The problem:
Gather from the listing below each line that includes the word "heart", and copy it.

Extracted entries:

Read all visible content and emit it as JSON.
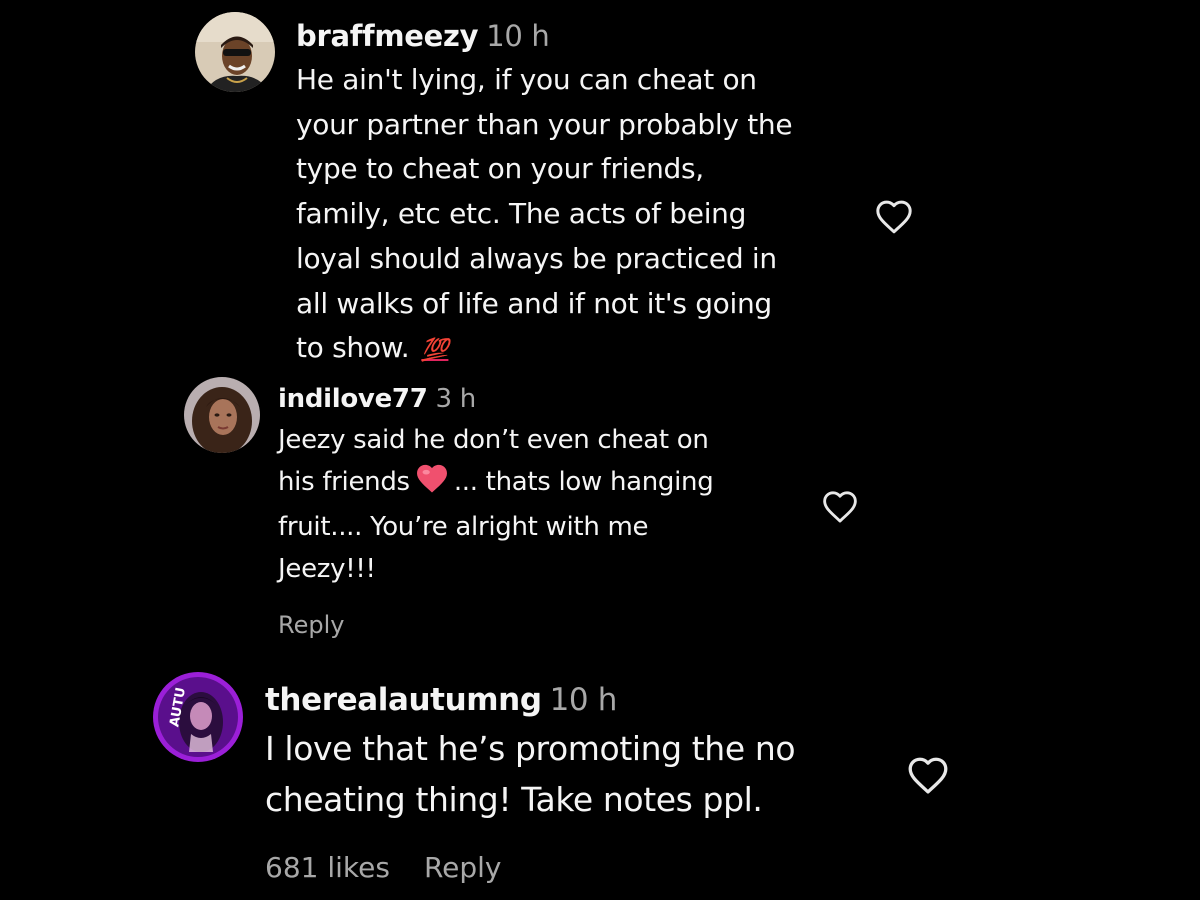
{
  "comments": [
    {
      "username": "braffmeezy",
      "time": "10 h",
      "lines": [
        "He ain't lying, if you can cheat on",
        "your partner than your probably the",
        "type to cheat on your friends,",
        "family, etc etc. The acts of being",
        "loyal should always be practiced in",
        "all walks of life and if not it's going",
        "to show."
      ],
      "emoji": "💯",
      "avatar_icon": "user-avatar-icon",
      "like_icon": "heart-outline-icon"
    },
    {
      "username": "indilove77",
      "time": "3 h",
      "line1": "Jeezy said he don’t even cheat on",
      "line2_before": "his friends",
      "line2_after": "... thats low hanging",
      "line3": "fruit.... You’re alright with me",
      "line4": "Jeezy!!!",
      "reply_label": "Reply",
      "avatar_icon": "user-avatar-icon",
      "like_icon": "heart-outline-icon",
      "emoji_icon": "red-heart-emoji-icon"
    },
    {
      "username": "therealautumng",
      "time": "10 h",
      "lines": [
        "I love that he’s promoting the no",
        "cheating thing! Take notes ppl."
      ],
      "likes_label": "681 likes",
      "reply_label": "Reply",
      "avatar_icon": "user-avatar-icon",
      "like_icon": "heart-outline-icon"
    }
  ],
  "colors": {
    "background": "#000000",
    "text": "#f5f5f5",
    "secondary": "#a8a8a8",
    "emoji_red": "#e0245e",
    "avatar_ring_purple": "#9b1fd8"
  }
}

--

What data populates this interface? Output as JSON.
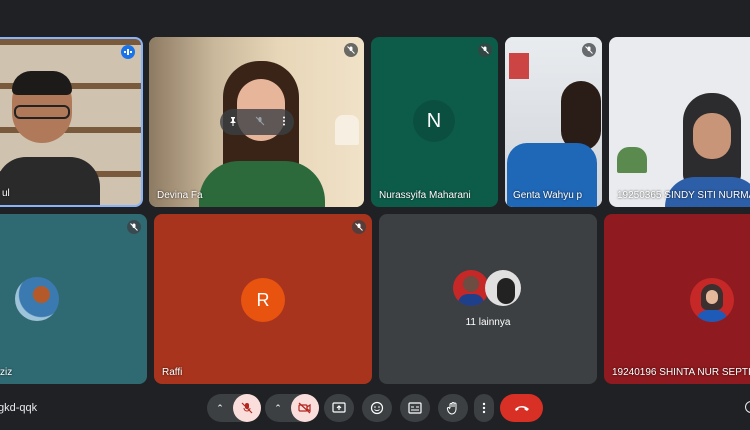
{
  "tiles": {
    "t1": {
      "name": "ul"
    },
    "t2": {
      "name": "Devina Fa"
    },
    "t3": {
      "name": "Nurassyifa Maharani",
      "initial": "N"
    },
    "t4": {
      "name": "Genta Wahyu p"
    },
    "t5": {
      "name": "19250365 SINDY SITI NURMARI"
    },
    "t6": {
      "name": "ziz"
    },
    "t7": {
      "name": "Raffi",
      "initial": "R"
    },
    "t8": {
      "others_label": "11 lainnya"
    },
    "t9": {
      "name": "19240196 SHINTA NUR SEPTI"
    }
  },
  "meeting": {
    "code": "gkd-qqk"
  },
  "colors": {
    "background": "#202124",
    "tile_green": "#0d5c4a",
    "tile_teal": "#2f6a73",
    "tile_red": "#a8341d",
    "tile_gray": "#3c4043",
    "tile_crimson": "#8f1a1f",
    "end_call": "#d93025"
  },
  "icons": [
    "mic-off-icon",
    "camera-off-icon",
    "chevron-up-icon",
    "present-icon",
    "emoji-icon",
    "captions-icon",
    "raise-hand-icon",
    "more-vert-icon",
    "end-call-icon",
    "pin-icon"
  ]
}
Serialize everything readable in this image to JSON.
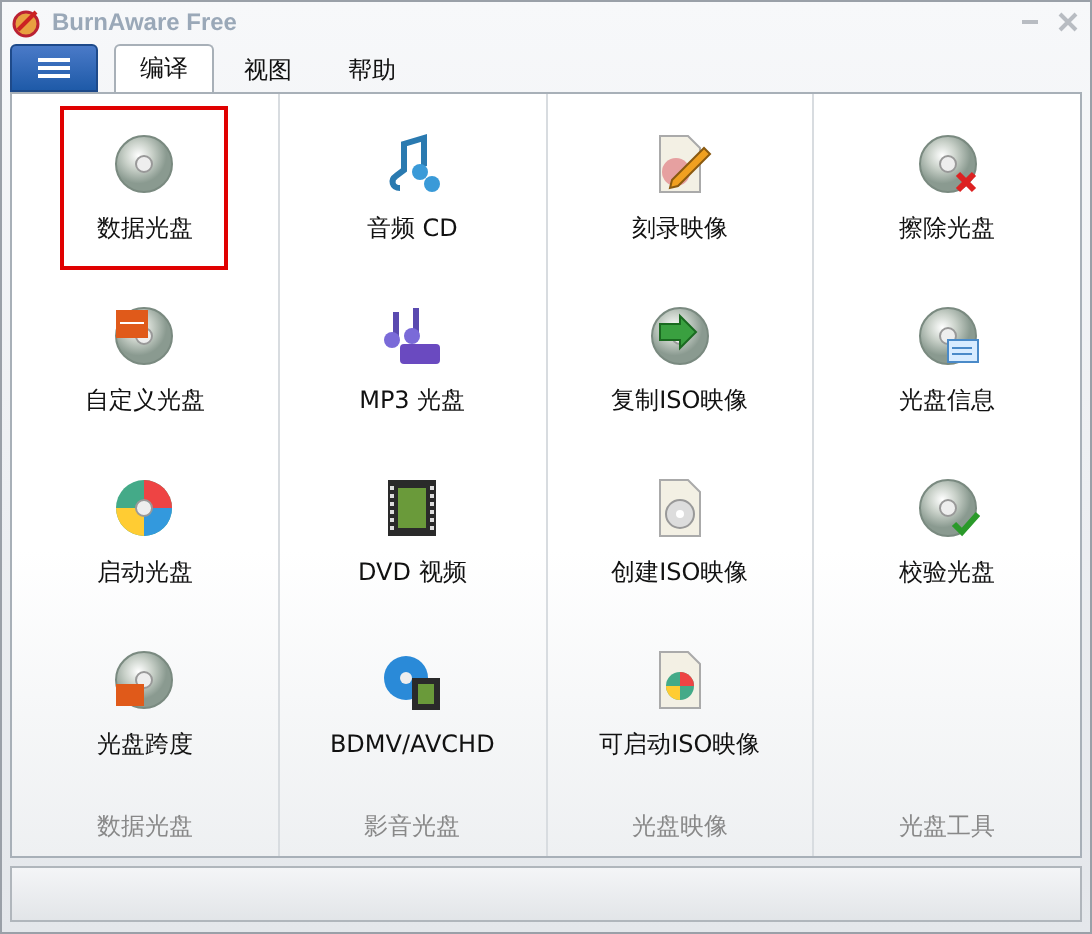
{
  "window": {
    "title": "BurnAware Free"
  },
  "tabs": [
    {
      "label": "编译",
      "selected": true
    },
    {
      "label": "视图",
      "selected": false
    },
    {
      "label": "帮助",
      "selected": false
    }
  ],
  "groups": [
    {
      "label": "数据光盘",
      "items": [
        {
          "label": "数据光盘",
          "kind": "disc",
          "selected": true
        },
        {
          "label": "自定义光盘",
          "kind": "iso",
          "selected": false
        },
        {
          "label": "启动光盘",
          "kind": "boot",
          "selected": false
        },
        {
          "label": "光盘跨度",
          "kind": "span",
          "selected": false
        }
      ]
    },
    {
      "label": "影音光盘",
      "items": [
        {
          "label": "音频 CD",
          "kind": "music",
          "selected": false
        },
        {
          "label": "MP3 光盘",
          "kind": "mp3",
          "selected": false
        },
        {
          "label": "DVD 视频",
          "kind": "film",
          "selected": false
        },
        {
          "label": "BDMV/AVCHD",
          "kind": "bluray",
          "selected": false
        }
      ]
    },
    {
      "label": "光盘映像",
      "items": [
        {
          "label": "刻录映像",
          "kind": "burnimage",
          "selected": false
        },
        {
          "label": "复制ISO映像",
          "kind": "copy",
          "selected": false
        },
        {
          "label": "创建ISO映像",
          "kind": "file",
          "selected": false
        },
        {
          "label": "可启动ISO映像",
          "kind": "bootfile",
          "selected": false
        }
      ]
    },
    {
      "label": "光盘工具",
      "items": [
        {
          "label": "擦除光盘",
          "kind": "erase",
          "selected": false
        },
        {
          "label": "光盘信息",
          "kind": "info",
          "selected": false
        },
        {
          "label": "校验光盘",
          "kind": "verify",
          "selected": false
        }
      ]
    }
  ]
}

Exercise solution:
      "like_icon": "heart-outline-icon"
      "like_icon": "heart-outline-icon",
      "emoji_icon": "red-heart-emoji-icon"
      "like_icon": "heart-outline-icon"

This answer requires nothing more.